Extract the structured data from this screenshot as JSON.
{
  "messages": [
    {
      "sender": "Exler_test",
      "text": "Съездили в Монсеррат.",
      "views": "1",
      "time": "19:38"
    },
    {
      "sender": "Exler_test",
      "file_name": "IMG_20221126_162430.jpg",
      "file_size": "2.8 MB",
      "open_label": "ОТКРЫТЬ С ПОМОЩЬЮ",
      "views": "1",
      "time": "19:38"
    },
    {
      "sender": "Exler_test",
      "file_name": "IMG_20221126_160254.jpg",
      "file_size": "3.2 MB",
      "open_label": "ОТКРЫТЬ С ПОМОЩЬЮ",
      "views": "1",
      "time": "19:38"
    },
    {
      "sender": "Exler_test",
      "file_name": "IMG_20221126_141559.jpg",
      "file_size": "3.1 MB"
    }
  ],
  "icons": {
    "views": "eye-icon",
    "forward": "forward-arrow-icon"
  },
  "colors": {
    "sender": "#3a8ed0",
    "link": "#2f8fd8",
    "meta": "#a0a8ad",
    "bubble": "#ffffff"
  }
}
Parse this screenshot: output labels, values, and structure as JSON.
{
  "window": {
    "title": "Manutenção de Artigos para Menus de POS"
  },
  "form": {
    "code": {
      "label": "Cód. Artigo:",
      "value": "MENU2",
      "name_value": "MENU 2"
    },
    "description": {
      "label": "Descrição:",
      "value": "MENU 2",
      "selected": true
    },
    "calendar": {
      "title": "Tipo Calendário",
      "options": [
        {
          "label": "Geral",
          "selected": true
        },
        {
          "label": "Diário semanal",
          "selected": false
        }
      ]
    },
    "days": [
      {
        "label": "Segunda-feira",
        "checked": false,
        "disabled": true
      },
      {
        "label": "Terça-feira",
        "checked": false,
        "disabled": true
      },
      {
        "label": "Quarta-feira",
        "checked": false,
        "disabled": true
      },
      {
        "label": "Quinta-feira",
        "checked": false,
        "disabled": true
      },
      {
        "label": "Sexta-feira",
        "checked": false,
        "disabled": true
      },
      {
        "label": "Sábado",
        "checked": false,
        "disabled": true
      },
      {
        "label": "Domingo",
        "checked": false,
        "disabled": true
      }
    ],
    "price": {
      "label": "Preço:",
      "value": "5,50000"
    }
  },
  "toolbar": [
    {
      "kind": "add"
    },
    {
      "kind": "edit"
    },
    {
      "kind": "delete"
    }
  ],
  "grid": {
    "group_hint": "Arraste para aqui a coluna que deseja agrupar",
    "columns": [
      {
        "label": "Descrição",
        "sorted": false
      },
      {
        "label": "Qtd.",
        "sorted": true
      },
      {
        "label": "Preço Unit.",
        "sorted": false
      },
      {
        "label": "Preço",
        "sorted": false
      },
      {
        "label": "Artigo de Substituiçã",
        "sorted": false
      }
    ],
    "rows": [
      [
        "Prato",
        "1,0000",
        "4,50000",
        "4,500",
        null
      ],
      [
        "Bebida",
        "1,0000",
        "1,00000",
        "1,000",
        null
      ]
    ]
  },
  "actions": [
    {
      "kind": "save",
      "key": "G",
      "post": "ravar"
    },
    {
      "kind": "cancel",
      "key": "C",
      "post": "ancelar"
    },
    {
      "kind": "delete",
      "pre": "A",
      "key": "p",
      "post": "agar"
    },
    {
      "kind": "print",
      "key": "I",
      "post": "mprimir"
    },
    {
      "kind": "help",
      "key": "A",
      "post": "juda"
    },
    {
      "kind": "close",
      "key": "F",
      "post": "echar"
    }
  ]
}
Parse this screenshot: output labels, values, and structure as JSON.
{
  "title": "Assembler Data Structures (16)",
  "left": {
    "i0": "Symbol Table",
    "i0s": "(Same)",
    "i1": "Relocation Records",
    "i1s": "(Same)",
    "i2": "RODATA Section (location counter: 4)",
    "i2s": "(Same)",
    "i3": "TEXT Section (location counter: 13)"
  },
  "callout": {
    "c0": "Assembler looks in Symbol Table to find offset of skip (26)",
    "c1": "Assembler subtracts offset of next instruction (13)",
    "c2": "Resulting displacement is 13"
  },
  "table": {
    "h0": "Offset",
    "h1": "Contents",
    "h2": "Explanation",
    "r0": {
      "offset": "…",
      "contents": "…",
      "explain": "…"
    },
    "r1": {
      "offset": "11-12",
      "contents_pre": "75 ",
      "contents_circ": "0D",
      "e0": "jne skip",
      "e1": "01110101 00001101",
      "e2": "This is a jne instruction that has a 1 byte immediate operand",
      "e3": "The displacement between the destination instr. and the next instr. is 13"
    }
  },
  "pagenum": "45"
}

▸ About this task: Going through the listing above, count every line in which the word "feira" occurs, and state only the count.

▸ Exercise answer: 5